Don’t throw away that assignment! Students improve Wikipedia through WikiEdu

Rosie the Riveter flexing her industrial strength muscles in the name of knowledge with we can edit in the title

“I've always been told not to use Wikipedia since anyone can edit it.”

This student’s sentiment summarizes a common attitude in academia about the online encyclopedia. Wikipedia’s reliability comes with doubts. So when Dr. Nora Haenn of the Department of Sociology and Anthropology was looking for a new way to engage students and re-design a course, the NCSU Libraries approached her with the idea for a Wikipedia assignment to get students thinking about who contributes to Wikipedia and how that information is gathered and written. Haenn's Fall 2017 course “Globalization and Migrations” (IS 395) critically examined public information. Using an open pedagogy grant through the NCSU Libraries’ Alt-Textbook Project, Haenn collaborated with librarians to develop a new course that replaced writing a traditional term paper with making significant contributions to Wikipedia.  

The Wiki Education Foundation offers an alternative to the “disposable assignment” through the WikiEdu Dashboard. The Dashboard facilitates contributions to Wikipedia in a structured and supportive environment, and provides openly licensed resources that help students and instructors understand Wikipedia’s standards and norms. Wikipedia guidelines state that submissions must be “neutral and substantiated.” Entries are constantly screened and verified by an active community of volunteer contributors.

For her class, contributions by Haenn’s students had to be supported with scholarly article citations. So, Hannah Rainey and Erica Hayes, both NCSU Libraries Fellows, led a session for the class on how to search for and identify reputable scholarly articles using library resources.

The power of public writing

Haenn was impressed that this assignment required more than the normal academic rigor, adding the pressure and challenges of “neutral” writing for public consumption. “We spent a good part of our conversations debating what counts as neutral and how people can use language to persuade even under the cover of neutrality,” she said.

Students also had to receive feedback on their writing from external, anonymous users.

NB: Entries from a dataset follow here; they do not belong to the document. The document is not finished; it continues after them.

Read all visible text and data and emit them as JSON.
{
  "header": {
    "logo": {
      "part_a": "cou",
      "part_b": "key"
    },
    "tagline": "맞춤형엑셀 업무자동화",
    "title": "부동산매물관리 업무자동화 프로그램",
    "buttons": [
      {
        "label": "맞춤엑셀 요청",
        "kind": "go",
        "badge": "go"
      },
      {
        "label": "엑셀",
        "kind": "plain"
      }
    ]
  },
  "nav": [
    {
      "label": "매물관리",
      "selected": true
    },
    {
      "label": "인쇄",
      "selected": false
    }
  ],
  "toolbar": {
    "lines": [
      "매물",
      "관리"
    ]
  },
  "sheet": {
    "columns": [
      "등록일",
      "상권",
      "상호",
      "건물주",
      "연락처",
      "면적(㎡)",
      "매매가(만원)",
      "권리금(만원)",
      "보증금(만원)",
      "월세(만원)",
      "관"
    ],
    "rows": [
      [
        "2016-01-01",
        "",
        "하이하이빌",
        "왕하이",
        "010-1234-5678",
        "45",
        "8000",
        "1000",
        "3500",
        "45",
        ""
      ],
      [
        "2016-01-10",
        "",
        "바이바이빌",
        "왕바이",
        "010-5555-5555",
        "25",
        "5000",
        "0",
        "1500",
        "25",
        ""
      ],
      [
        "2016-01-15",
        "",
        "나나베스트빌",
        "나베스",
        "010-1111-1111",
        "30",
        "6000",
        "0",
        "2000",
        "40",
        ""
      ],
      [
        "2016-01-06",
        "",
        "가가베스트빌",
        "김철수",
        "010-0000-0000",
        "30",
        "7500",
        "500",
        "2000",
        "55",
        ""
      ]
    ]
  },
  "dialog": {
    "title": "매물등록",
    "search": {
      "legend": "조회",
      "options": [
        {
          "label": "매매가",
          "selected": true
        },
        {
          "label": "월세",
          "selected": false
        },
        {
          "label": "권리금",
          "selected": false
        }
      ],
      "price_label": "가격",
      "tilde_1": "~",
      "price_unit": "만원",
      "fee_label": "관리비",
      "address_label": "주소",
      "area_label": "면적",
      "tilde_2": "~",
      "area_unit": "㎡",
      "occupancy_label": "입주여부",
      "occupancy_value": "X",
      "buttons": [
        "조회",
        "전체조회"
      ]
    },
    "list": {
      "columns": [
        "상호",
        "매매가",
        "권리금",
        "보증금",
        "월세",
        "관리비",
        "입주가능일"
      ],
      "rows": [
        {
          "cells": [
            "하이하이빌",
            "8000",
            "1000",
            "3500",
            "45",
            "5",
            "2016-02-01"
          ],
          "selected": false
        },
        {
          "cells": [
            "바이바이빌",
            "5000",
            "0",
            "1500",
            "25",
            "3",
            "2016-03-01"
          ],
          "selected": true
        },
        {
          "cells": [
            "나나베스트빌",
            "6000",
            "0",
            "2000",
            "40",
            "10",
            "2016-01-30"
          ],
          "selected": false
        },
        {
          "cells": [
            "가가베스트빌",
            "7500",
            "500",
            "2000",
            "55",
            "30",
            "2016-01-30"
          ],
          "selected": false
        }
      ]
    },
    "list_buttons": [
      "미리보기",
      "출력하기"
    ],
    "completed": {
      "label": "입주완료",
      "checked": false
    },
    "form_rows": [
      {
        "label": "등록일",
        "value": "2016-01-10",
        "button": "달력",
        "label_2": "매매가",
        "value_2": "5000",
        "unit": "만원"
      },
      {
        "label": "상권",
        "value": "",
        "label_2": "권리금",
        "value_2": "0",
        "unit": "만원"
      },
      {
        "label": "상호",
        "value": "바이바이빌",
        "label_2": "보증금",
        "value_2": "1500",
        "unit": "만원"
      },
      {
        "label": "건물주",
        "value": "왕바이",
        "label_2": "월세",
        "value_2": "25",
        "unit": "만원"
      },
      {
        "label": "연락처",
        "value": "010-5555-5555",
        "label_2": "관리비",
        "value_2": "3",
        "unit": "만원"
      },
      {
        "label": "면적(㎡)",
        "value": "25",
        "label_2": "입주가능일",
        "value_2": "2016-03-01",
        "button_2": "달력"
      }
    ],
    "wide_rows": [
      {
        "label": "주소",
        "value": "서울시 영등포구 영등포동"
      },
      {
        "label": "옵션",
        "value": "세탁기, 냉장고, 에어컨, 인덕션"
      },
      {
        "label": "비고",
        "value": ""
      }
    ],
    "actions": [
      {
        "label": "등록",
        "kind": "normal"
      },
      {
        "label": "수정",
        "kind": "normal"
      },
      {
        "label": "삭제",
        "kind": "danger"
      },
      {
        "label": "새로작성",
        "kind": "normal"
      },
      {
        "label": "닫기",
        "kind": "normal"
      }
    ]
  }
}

A few students even had their work taken down or edited soon after posting. “The public quality of their writing spurred them like no other writing assignment I have given in the past,” Haenn observed in a personal blogpost. One student commented: “I believe the most rewarding aspect of this assignment is growing as a writer. Throughout the process, you seek feedback from peers and an expert editor and that challenges you to develop a well thought-out post for your topic.”

Students in Dr. Haenn's class looking at Listening to Wikipedia on their computers imageBy the end of the course, students expressed a sense of pride in contributing to Wikipedia and seeing their work published online. Students also felt an undeniable coolness factor to contributing to Wikipedia. One student even took a screenshot of their entry to share with friends and to preserve its original state before it was edited by another Wikipedia contributor. Another student was selected for an internship based on this unique academic experience.

“I feel knowledgeable when contributing to Wikipedia,” one student noted. “It challenges me to advance my research and get more information within a topic. I feel as if I have become a smarter individual in a variety of topics that we have discussed through Wikipedia.”

“I got a sense of pride after posting and I see now how important it is to try to fill all the information gaps,” another student wrote.

Haenn was pleasantly surprised by many aspects of this assignment, especially how it empowered students in navigating the messy world of online communication. “Social media is omnipresent in their lives,” she said, “but they rarely get to carve out a digital space of their own, one where they can claim knowledgeable expertise.”

Diversity in online authoring

This type of non-disposable assignment not only impacts individuals and classes, but has an important role to play in increasing the diversity of Wikipedia contributors. The gender and race disparity among the Wikipedia community is well-documented. According to the WikiEdu website, only 20% of Wikipedia contributors are female. Since the WikiEdu platform began in 2010, 37,000 articles have been created or improved by student editors, 68% of whom identify as female. In addition to WikiEdu projects, Wikipedia edit-a-thons occur globally to increase the representation of diverse voices on Wikipedia.

Hannah Rainey and Erica Hayes visited Haenn’s class a second time to share their own experiences participating in Art+Feminism Wikipedia edit-a-thons. The goal of these edit sessions is to increase the representation and documentation of feminism and art across Wikipedia. Rainey and Hayes also initiated a larger classroom conversation about the values of the open movement, including open source software, open access, open science, open data, and open pedagogy.

Open pedagogy incorporates open educational resources (OERs), nondisposable assignments, and open licensing to enhance a learning environment in which students actively contribute to knowledge. In addition to the Wikipedia assignment, other forms of open pedagogy assignments include student-created podcasts, websites, blogs, and twitter chats. Open pedagogy creates more opportunities for students to share what they’ve learned beyond their classroom walls.

NC State instructors who are interested in incorporating open pedagogy and OERs into their course curriculum can contact the NCSU Libraries. The Libraries accepts grant proposals and provides consultation and support throughout the process.

Learn more about open pedagogy at the NCSU Libraries.

Written on Feb 22, 2018